### Try it
Your reply should be made up of every line in the records below that holds the string "claims".

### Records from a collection

_ _ _ _ _ _ _

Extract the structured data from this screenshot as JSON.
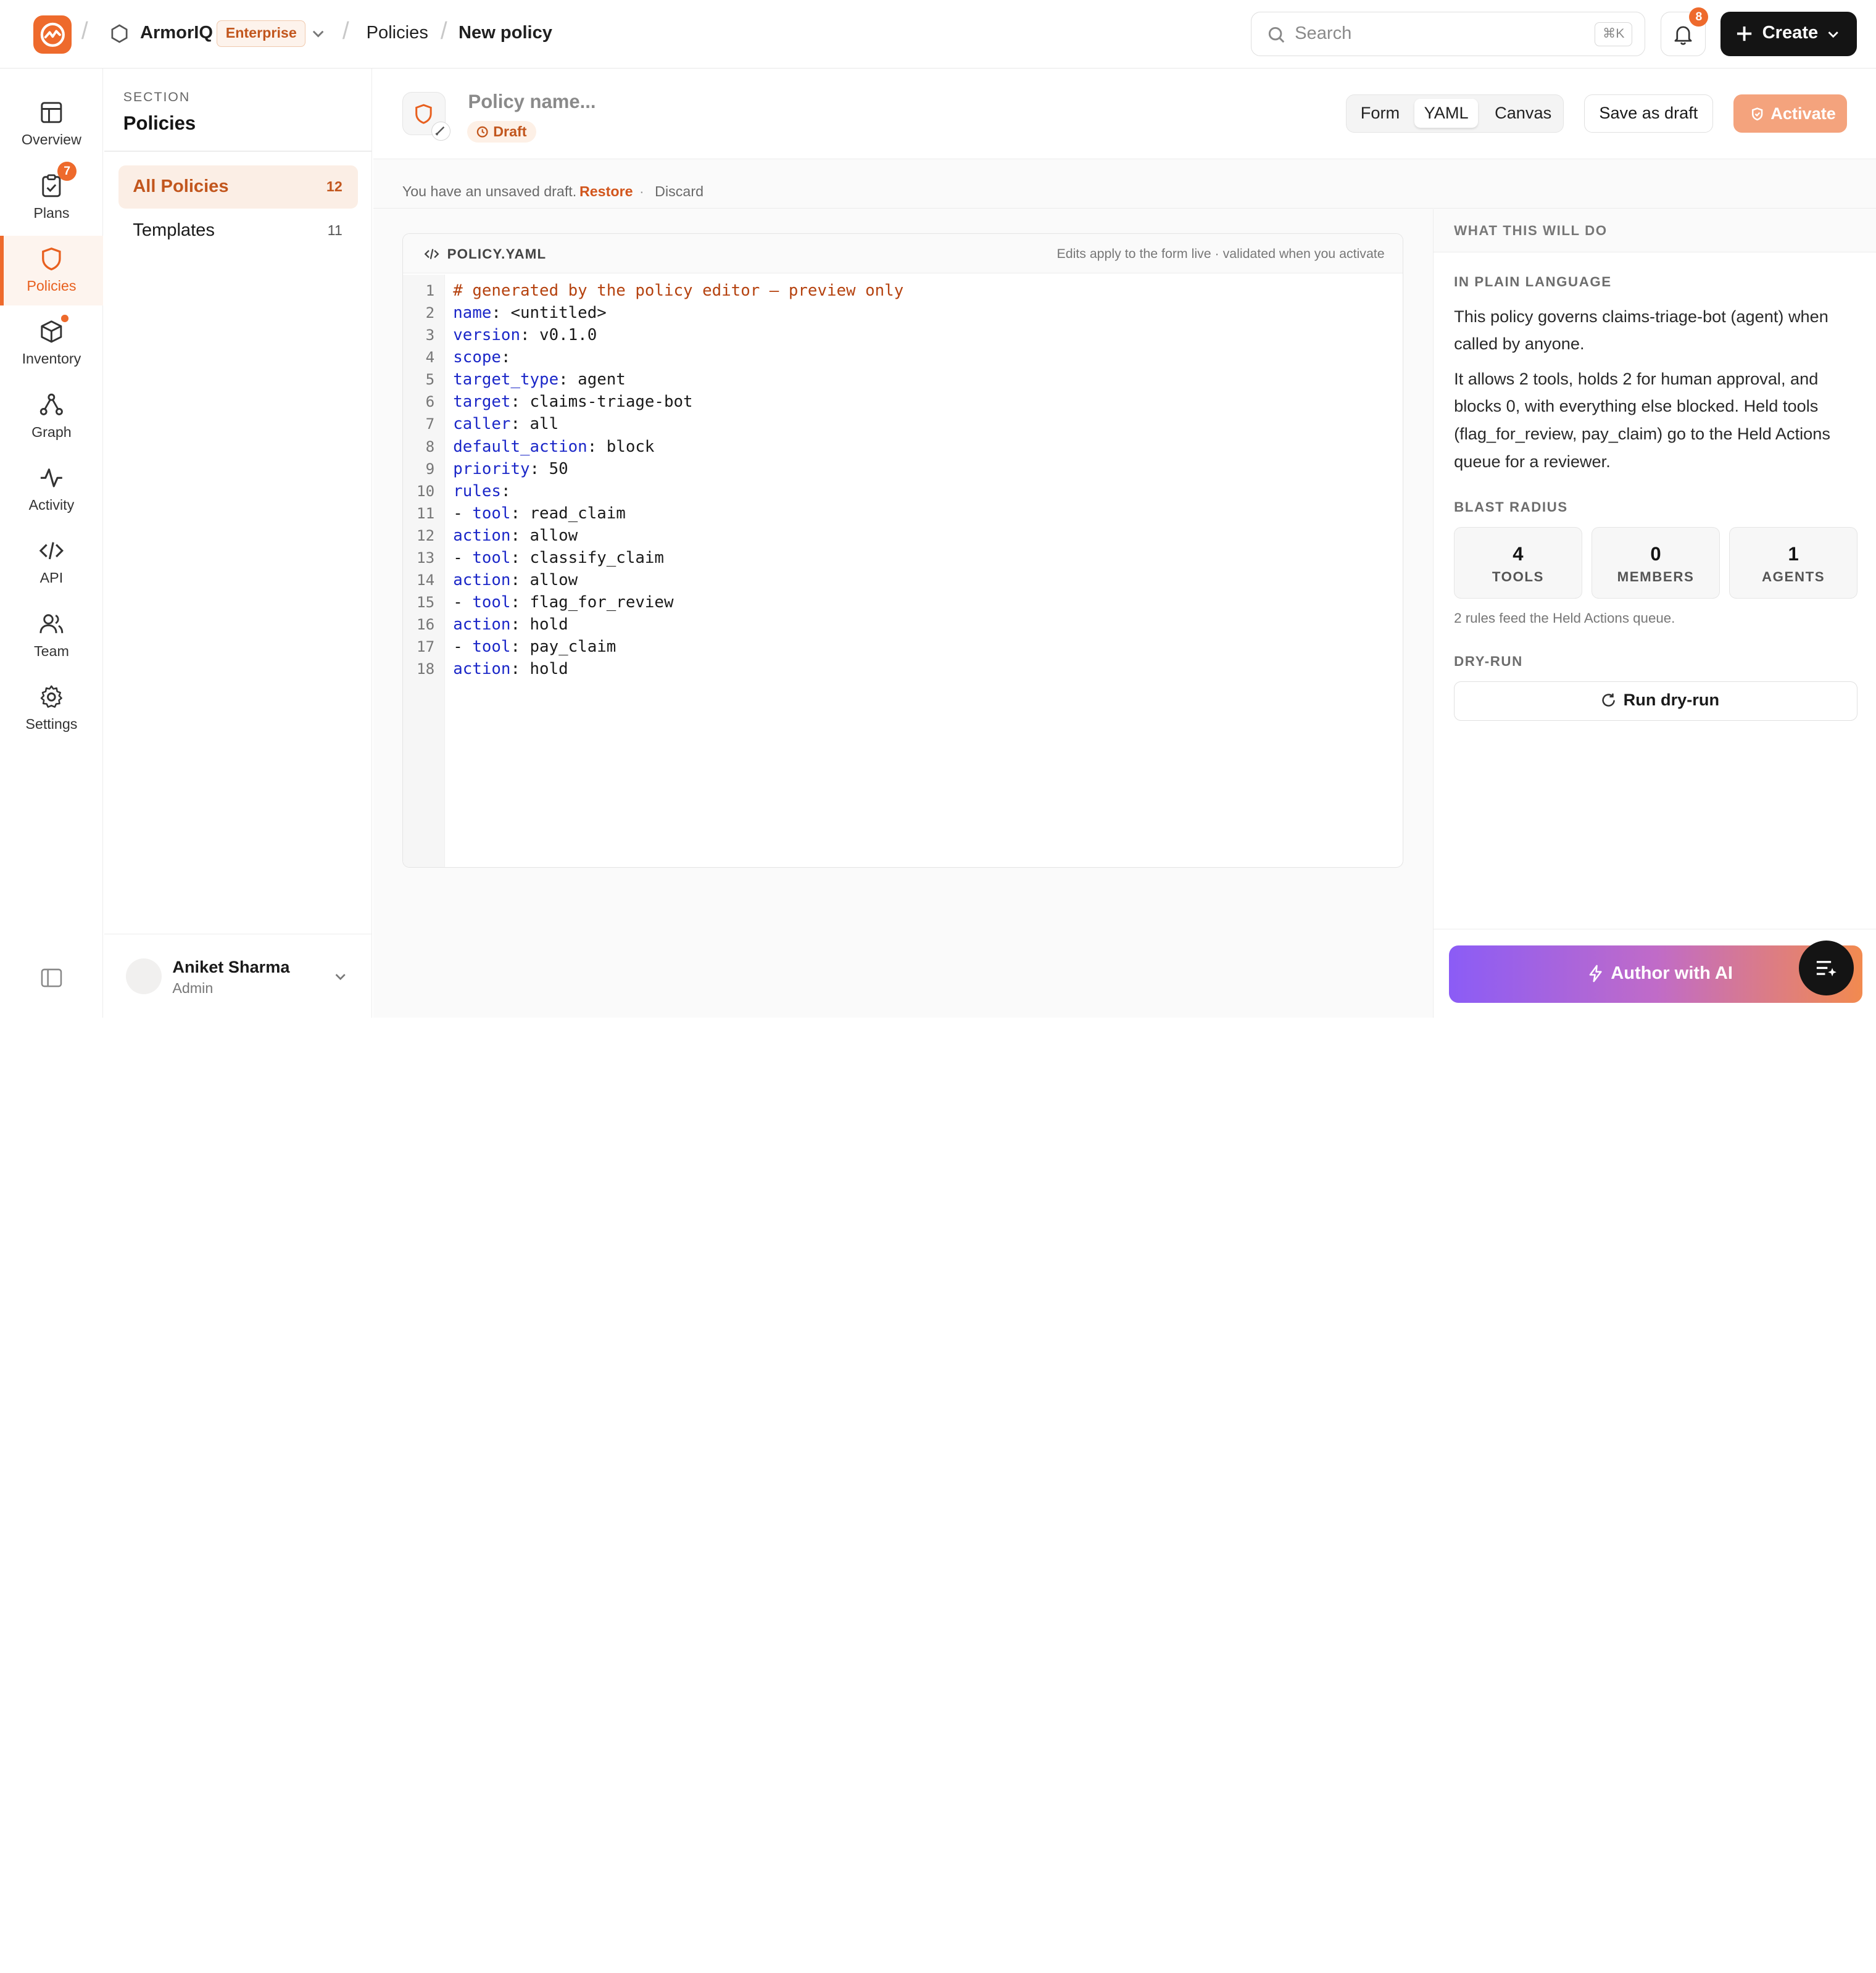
{
  "topbar": {
    "org": "ArmorIQ",
    "plan_badge": "Enterprise",
    "crumb_policies": "Policies",
    "crumb_current": "New policy",
    "search_placeholder": "Search",
    "search_shortcut": "⌘K",
    "notification_count": "8",
    "create_label": "Create"
  },
  "rail": {
    "items": [
      {
        "label": "Overview"
      },
      {
        "label": "Plans",
        "badge": "7"
      },
      {
        "label": "Policies"
      },
      {
        "label": "Inventory"
      },
      {
        "label": "Graph"
      },
      {
        "label": "Activity"
      },
      {
        "label": "API"
      },
      {
        "label": "Team"
      },
      {
        "label": "Settings"
      }
    ],
    "active": "Policies"
  },
  "section": {
    "caption": "SECTION",
    "title": "Policies",
    "items": [
      {
        "label": "All Policies",
        "count": "12"
      },
      {
        "label": "Templates",
        "count": "11"
      }
    ],
    "user": {
      "name": "Aniket Sharma",
      "role": "Admin"
    }
  },
  "header": {
    "policy_name_placeholder": "Policy name...",
    "status": "Draft",
    "views": [
      "Form",
      "YAML",
      "Canvas"
    ],
    "active_view": "YAML",
    "save_draft": "Save as draft",
    "activate": "Activate"
  },
  "unsaved": {
    "message": "You have an unsaved draft.",
    "restore": "Restore",
    "separator": "·",
    "discard": "Discard"
  },
  "editor": {
    "filename": "POLICY.YAML",
    "hint": "Edits apply to the form live · validated when you activate",
    "lines": [
      {
        "n": "1",
        "key": "",
        "text": "# generated by the policy editor — preview only",
        "comment": true
      },
      {
        "n": "2",
        "key": "name",
        "text": ": <untitled>"
      },
      {
        "n": "3",
        "key": "version",
        "text": ": v0.1.0"
      },
      {
        "n": "4",
        "key": "scope",
        "text": ":"
      },
      {
        "n": "5",
        "key": "target_type",
        "text": ": agent"
      },
      {
        "n": "6",
        "key": "target",
        "text": ": claims-triage-bot"
      },
      {
        "n": "7",
        "key": "caller",
        "text": ": all"
      },
      {
        "n": "8",
        "key": "default_action",
        "text": ": block"
      },
      {
        "n": "9",
        "key": "priority",
        "text": ": 50"
      },
      {
        "n": "10",
        "key": "rules",
        "text": ":"
      },
      {
        "n": "11",
        "prefix": "- ",
        "key": "tool",
        "text": ": read_claim"
      },
      {
        "n": "12",
        "key": "action",
        "text": ": allow"
      },
      {
        "n": "13",
        "prefix": "- ",
        "key": "tool",
        "text": ": classify_claim"
      },
      {
        "n": "14",
        "key": "action",
        "text": ": allow"
      },
      {
        "n": "15",
        "prefix": "- ",
        "key": "tool",
        "text": ": flag_for_review"
      },
      {
        "n": "16",
        "key": "action",
        "text": ": hold"
      },
      {
        "n": "17",
        "prefix": "- ",
        "key": "tool",
        "text": ": pay_claim"
      },
      {
        "n": "18",
        "key": "action",
        "text": ": hold"
      }
    ]
  },
  "summary": {
    "heading": "WHAT THIS WILL DO",
    "plain_caption": "IN PLAIN LANGUAGE",
    "para1": "This policy governs claims-triage-bot (agent) when called by anyone.",
    "para2": "It allows 2 tools, holds 2 for human approval, and blocks 0, with everything else blocked. Held tools (flag_for_review, pay_claim) go to the Held Actions queue for a reviewer.",
    "blast_caption": "BLAST RADIUS",
    "stats": [
      {
        "value": "4",
        "label": "TOOLS"
      },
      {
        "value": "0",
        "label": "MEMBERS"
      },
      {
        "value": "1",
        "label": "AGENTS"
      }
    ],
    "blast_note": "2 rules feed the Held Actions queue.",
    "dry_caption": "DRY-RUN",
    "dry_button": "Run dry-run",
    "ai_button": "Author with AI"
  },
  "colors": {
    "accent": "#ee6a2c",
    "keyword": "#1b27c8",
    "comment": "#b5420f"
  }
}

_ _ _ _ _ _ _

### Written answer
        "text": ": claims-triage-bot"
    "para1": "This policy governs claims-triage-bot (agent) when called by anyone.",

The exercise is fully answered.